Data records for software interfaces:
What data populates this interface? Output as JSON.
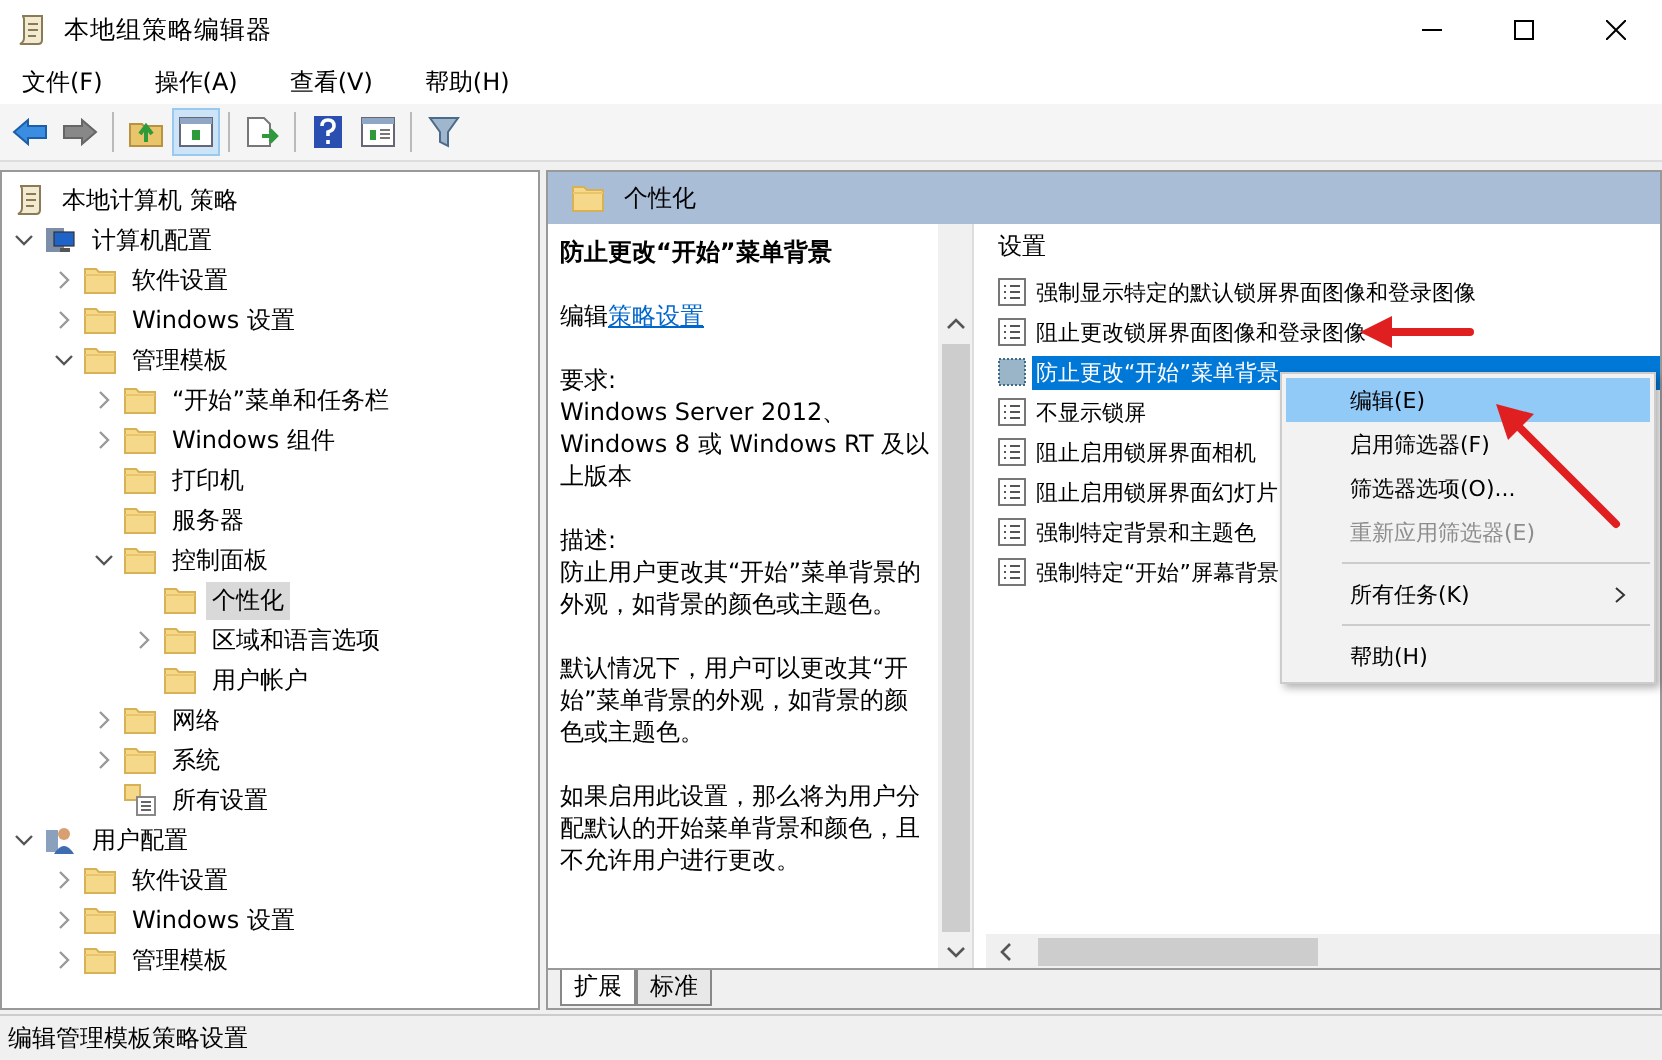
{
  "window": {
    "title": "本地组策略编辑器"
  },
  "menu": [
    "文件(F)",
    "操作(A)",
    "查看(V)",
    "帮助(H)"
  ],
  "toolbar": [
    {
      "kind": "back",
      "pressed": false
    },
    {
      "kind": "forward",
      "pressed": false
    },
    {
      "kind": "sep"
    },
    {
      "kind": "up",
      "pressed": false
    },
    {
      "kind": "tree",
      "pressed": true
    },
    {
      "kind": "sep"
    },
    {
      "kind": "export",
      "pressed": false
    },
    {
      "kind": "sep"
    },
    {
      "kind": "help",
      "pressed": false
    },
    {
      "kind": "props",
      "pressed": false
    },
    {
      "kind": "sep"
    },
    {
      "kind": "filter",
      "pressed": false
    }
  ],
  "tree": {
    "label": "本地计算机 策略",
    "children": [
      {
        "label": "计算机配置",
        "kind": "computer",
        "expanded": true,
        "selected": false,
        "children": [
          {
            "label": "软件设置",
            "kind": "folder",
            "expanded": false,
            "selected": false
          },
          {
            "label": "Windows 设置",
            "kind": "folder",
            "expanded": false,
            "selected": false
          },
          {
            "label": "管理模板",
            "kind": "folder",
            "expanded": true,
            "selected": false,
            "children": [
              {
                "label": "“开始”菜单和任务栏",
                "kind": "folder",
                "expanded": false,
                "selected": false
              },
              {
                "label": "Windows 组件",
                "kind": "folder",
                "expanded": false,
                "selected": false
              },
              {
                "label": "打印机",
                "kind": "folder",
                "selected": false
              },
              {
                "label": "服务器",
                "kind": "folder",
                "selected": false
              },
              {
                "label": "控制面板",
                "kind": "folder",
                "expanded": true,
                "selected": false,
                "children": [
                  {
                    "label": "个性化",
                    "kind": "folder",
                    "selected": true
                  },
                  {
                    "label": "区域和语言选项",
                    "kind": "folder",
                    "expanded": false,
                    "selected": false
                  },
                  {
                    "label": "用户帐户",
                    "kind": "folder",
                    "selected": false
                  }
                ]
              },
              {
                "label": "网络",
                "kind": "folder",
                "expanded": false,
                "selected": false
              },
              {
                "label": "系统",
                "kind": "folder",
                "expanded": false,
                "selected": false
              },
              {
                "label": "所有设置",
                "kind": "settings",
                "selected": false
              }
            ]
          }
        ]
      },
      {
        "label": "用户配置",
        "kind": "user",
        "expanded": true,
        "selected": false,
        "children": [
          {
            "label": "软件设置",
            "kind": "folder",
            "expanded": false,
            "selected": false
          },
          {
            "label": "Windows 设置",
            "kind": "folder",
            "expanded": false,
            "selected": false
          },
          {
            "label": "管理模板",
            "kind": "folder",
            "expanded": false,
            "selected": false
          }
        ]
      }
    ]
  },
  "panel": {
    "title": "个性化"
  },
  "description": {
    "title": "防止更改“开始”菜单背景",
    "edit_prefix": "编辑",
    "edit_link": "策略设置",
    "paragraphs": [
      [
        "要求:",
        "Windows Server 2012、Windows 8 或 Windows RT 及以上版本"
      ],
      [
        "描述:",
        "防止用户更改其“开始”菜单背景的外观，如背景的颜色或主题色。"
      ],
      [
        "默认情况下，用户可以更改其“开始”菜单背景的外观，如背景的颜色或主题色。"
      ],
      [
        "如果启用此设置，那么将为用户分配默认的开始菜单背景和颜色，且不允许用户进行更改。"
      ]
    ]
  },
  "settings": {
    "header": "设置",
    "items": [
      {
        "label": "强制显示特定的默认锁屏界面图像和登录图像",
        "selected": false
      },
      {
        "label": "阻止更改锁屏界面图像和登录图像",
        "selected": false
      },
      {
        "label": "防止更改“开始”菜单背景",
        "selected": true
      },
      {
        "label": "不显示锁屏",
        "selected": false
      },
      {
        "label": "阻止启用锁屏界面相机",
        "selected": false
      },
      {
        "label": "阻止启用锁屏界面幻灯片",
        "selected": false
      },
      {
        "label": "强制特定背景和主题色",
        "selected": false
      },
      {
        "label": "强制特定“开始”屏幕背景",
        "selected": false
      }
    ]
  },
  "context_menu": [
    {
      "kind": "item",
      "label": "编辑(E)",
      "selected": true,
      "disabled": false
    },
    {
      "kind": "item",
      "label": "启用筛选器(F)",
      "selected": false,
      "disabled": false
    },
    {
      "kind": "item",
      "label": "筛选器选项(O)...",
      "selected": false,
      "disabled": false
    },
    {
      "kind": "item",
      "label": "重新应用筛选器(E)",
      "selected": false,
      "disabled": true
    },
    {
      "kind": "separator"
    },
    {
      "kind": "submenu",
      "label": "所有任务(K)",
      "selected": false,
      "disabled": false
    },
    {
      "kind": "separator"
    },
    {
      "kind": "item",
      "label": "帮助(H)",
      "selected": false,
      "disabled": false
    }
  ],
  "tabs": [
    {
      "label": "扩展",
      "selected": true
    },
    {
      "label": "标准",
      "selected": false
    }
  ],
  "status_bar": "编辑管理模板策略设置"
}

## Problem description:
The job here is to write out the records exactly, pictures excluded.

## Response:
What data populates this interface? Output as JSON.
{
  "window": {
    "title": "本地组策略编辑器"
  },
  "menu": [
    "文件(F)",
    "操作(A)",
    "查看(V)",
    "帮助(H)"
  ],
  "toolbar": [
    {
      "kind": "back",
      "pressed": false
    },
    {
      "kind": "forward",
      "pressed": false
    },
    {
      "kind": "sep"
    },
    {
      "kind": "up",
      "pressed": false
    },
    {
      "kind": "tree",
      "pressed": true
    },
    {
      "kind": "sep"
    },
    {
      "kind": "export",
      "pressed": false
    },
    {
      "kind": "sep"
    },
    {
      "kind": "help",
      "pressed": false
    },
    {
      "kind": "props",
      "pressed": false
    },
    {
      "kind": "sep"
    },
    {
      "kind": "filter",
      "pressed": false
    }
  ],
  "tree": {
    "label": "本地计算机 策略",
    "children": [
      {
        "label": "计算机配置",
        "kind": "computer",
        "expanded": true,
        "selected": false,
        "children": [
          {
            "label": "软件设置",
            "kind": "folder",
            "expanded": false,
            "selected": false
          },
          {
            "label": "Windows 设置",
            "kind": "folder",
            "expanded": false,
            "selected": false
          },
          {
            "label": "管理模板",
            "kind": "folder",
            "expanded": true,
            "selected": false,
            "children": [
              {
                "label": "“开始”菜单和任务栏",
                "kind": "folder",
                "expanded": false,
                "selected": false
              },
              {
                "label": "Windows 组件",
                "kind": "folder",
                "expanded": false,
                "selected": false
              },
              {
                "label": "打印机",
                "kind": "folder",
                "selected": false
              },
              {
                "label": "服务器",
                "kind": "folder",
                "selected": false
              },
              {
                "label": "控制面板",
                "kind": "folder",
                "expanded": true,
                "selected": false,
                "children": [
                  {
                    "label": "个性化",
                    "kind": "folder",
                    "selected": true
                  },
                  {
                    "label": "区域和语言选项",
                    "kind": "folder",
                    "expanded": false,
                    "selected": false
                  },
                  {
                    "label": "用户帐户",
                    "kind": "folder",
                    "selected": false
                  }
                ]
              },
              {
                "label": "网络",
                "kind": "folder",
                "expanded": false,
                "selected": false
              },
              {
                "label": "系统",
                "kind": "folder",
                "expanded": false,
                "selected": false
              },
              {
                "label": "所有设置",
                "kind": "settings",
                "selected": false
              }
            ]
          }
        ]
      },
      {
        "label": "用户配置",
        "kind": "user",
        "expanded": true,
        "selected": false,
        "children": [
          {
            "label": "软件设置",
            "kind": "folder",
            "expanded": false,
            "selected": false
          },
          {
            "label": "Windows 设置",
            "kind": "folder",
            "expanded": false,
            "selected": false
          },
          {
            "label": "管理模板",
            "kind": "folder",
            "expanded": false,
            "selected": false
          }
        ]
      }
    ]
  },
  "panel": {
    "title": "个性化"
  },
  "description": {
    "title": "防止更改“开始”菜单背景",
    "edit_prefix": "编辑",
    "edit_link": "策略设置",
    "paragraphs": [
      [
        "要求:",
        "Windows Server 2012、Windows 8 或 Windows RT 及以上版本"
      ],
      [
        "描述:",
        "防止用户更改其“开始”菜单背景的外观，如背景的颜色或主题色。"
      ],
      [
        "默认情况下，用户可以更改其“开始”菜单背景的外观，如背景的颜色或主题色。"
      ],
      [
        "如果启用此设置，那么将为用户分配默认的开始菜单背景和颜色，且不允许用户进行更改。"
      ]
    ]
  },
  "settings": {
    "header": "设置",
    "items": [
      {
        "label": "强制显示特定的默认锁屏界面图像和登录图像",
        "selected": false
      },
      {
        "label": "阻止更改锁屏界面图像和登录图像",
        "selected": false
      },
      {
        "label": "防止更改“开始”菜单背景",
        "selected": true
      },
      {
        "label": "不显示锁屏",
        "selected": false
      },
      {
        "label": "阻止启用锁屏界面相机",
        "selected": false
      },
      {
        "label": "阻止启用锁屏界面幻灯片",
        "selected": false
      },
      {
        "label": "强制特定背景和主题色",
        "selected": false
      },
      {
        "label": "强制特定“开始”屏幕背景",
        "selected": false
      }
    ]
  },
  "context_menu": [
    {
      "kind": "item",
      "label": "编辑(E)",
      "selected": true,
      "disabled": false
    },
    {
      "kind": "item",
      "label": "启用筛选器(F)",
      "selected": false,
      "disabled": false
    },
    {
      "kind": "item",
      "label": "筛选器选项(O)...",
      "selected": false,
      "disabled": false
    },
    {
      "kind": "item",
      "label": "重新应用筛选器(E)",
      "selected": false,
      "disabled": true
    },
    {
      "kind": "separator"
    },
    {
      "kind": "submenu",
      "label": "所有任务(K)",
      "selected": false,
      "disabled": false
    },
    {
      "kind": "separator"
    },
    {
      "kind": "item",
      "label": "帮助(H)",
      "selected": false,
      "disabled": false
    }
  ],
  "tabs": [
    {
      "label": "扩展",
      "selected": true
    },
    {
      "label": "标准",
      "selected": false
    }
  ],
  "status_bar": "编辑管理模板策略设置"
}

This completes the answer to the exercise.